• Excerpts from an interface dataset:

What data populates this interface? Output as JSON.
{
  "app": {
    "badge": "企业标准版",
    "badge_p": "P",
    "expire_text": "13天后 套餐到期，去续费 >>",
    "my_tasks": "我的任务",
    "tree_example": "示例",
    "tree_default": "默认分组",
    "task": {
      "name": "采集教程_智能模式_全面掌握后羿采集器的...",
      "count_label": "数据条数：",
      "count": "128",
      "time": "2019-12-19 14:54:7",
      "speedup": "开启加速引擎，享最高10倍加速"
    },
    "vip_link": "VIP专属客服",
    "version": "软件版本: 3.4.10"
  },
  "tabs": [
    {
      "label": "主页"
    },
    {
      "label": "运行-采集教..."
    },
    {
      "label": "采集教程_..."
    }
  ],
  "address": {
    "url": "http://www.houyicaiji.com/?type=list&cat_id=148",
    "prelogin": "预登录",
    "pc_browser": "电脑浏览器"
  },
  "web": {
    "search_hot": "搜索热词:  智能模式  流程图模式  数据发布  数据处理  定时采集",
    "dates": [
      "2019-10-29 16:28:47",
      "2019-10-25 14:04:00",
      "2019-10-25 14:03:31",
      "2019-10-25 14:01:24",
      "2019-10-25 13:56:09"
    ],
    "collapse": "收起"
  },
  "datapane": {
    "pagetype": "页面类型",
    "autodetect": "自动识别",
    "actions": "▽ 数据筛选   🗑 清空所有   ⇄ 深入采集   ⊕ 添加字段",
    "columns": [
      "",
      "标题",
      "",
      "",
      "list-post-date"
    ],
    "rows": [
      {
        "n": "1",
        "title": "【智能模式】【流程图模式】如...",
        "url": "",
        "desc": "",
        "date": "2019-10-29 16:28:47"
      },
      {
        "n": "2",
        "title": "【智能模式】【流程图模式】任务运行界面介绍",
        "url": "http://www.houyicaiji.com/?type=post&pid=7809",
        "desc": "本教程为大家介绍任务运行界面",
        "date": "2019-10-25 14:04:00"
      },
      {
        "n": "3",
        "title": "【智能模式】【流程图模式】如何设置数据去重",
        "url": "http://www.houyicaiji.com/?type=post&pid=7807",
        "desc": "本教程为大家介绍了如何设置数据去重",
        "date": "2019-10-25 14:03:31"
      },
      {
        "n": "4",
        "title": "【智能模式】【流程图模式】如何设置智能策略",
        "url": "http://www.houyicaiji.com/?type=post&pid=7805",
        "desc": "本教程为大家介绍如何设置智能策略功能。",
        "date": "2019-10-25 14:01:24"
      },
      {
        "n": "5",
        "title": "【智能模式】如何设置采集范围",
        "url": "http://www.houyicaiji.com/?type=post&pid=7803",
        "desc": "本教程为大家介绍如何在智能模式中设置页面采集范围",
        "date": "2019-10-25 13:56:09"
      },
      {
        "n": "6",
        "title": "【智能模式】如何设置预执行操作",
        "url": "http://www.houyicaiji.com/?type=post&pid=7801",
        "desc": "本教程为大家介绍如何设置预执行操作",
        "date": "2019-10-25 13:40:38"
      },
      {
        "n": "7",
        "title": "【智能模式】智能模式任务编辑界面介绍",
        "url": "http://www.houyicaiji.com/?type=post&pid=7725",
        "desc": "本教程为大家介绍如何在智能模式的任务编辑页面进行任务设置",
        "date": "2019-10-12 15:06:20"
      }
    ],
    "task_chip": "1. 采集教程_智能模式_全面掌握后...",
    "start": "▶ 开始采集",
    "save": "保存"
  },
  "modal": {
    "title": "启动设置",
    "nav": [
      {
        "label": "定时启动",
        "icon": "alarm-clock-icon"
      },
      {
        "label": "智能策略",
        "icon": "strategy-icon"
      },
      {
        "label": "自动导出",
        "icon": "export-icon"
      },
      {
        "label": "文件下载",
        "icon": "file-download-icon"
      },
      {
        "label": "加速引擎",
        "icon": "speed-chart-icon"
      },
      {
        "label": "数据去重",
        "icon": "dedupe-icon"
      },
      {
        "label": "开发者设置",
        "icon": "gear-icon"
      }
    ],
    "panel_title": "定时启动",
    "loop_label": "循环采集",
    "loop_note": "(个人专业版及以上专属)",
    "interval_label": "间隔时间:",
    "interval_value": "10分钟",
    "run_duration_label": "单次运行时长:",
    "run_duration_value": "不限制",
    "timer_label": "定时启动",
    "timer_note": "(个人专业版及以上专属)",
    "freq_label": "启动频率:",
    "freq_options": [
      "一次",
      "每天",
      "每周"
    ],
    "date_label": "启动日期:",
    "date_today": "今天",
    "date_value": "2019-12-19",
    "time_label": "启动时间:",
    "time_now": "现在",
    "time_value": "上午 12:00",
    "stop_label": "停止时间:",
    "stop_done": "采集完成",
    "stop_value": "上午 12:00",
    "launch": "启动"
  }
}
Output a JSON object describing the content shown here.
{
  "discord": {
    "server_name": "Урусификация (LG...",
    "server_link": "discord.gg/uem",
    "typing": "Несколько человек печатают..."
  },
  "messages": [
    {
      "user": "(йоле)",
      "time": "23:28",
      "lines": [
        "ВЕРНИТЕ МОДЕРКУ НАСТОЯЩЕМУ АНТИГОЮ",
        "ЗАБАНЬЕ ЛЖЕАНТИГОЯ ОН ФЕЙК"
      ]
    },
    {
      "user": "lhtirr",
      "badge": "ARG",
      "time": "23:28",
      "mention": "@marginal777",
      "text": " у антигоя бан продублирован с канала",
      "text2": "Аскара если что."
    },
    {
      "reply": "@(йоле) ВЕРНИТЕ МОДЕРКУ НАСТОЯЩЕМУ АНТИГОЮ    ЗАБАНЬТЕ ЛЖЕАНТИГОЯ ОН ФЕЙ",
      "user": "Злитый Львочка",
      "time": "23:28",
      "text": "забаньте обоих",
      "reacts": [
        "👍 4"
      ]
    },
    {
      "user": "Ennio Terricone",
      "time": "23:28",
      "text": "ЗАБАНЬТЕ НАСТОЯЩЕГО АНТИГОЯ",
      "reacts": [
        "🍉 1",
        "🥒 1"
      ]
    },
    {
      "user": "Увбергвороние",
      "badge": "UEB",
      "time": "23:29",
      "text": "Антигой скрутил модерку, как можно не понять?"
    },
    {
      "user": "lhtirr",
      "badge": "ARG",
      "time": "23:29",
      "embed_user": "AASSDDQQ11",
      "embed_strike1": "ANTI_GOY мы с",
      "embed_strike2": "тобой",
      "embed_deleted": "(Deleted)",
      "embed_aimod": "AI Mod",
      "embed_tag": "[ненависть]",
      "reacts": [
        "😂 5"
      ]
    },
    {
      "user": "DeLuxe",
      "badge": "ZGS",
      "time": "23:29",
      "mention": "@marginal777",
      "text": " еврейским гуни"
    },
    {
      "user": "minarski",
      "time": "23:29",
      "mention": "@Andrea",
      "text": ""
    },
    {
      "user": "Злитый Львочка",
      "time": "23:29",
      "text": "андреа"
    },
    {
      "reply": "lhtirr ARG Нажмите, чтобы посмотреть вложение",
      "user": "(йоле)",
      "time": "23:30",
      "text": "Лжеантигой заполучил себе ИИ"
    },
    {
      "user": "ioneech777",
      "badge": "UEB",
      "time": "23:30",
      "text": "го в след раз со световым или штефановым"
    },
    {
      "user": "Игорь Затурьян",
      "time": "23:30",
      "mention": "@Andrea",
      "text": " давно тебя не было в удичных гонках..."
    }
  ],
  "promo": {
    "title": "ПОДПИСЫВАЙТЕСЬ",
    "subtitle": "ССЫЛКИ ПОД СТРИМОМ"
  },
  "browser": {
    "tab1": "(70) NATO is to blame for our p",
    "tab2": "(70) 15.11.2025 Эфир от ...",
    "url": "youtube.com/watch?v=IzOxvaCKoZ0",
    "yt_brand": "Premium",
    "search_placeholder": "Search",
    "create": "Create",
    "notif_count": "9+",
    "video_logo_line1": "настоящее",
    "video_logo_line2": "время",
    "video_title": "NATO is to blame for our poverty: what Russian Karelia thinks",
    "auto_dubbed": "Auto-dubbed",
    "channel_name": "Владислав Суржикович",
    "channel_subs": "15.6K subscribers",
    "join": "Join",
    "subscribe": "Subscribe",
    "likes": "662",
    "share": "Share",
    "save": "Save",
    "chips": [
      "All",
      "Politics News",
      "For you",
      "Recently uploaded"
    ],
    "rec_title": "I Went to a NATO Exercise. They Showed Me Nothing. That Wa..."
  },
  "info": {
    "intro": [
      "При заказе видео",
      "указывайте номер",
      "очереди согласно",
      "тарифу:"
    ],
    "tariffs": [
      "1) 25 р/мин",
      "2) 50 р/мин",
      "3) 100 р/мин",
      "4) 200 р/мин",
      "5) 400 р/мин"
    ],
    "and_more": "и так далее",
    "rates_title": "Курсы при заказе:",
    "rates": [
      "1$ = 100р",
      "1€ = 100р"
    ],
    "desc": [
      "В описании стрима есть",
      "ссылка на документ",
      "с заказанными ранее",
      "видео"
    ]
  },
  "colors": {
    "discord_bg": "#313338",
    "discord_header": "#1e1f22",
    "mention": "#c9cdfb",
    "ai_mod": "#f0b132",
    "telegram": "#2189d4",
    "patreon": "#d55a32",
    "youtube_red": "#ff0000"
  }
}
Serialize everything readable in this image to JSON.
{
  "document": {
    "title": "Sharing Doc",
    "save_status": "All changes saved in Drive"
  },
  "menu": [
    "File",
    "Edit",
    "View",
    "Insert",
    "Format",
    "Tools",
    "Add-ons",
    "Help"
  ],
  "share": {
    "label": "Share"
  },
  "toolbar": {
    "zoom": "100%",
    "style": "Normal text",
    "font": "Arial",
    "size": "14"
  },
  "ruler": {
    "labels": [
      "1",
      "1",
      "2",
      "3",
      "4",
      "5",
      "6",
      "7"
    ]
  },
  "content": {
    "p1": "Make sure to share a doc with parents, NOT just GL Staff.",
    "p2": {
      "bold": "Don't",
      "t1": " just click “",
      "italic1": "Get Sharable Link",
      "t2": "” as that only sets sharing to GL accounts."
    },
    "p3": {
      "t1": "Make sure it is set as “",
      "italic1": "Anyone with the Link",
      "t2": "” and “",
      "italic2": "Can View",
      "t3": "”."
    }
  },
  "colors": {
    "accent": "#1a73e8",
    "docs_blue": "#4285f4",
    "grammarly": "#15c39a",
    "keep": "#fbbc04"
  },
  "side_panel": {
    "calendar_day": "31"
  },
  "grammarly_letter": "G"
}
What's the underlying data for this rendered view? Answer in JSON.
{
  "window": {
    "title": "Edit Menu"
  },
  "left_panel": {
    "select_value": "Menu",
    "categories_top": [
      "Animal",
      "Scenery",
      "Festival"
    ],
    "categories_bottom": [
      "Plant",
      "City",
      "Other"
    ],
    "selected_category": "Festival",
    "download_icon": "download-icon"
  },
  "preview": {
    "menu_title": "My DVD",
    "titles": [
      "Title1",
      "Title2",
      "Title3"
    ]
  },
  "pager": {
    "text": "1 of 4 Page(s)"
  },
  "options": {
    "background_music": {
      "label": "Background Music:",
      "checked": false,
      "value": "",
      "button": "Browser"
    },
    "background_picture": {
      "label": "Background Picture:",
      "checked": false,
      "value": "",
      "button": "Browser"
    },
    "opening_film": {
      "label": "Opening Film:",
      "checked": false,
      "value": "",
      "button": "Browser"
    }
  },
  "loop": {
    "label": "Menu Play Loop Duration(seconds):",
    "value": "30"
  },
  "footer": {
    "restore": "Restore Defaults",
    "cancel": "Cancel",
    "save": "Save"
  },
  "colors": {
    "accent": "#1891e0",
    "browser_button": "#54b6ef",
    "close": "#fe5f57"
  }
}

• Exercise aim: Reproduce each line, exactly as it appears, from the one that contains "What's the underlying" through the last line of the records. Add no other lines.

• Solution to the problem:
What's the underlying data for this rendered view? Answer in JSON.
{
  "window": {
    "title": "Edit Menu"
  },
  "left_panel": {
    "select_value": "Menu",
    "categories_top": [
      "Animal",
      "Scenery",
      "Festival"
    ],
    "categories_bottom": [
      "Plant",
      "City",
      "Other"
    ],
    "selected_category": "Festival",
    "download_icon": "download-icon"
  },
  "preview": {
    "menu_title": "My DVD",
    "titles": [
      "Title1",
      "Title2",
      "Title3"
    ]
  },
  "pager": {
    "text": "1 of 4 Page(s)"
  },
  "options": {
    "background_music": {
      "label": "Background Music:",
      "checked": false,
      "value": "",
      "button": "Browser"
    },
    "background_picture": {
      "label": "Background Picture:",
      "checked": false,
      "value": "",
      "button": "Browser"
    },
    "opening_film": {
      "label": "Opening Film:",
      "checked": false,
      "value": "",
      "button": "Browser"
    }
  },
  "loop": {
    "label": "Menu Play Loop Duration(seconds):",
    "value": "30"
  },
  "footer": {
    "restore": "Restore Defaults",
    "cancel": "Cancel",
    "save": "Save"
  },
  "colors": {
    "accent": "#1891e0",
    "browser_button": "#54b6ef",
    "close": "#fe5f57"
  }
}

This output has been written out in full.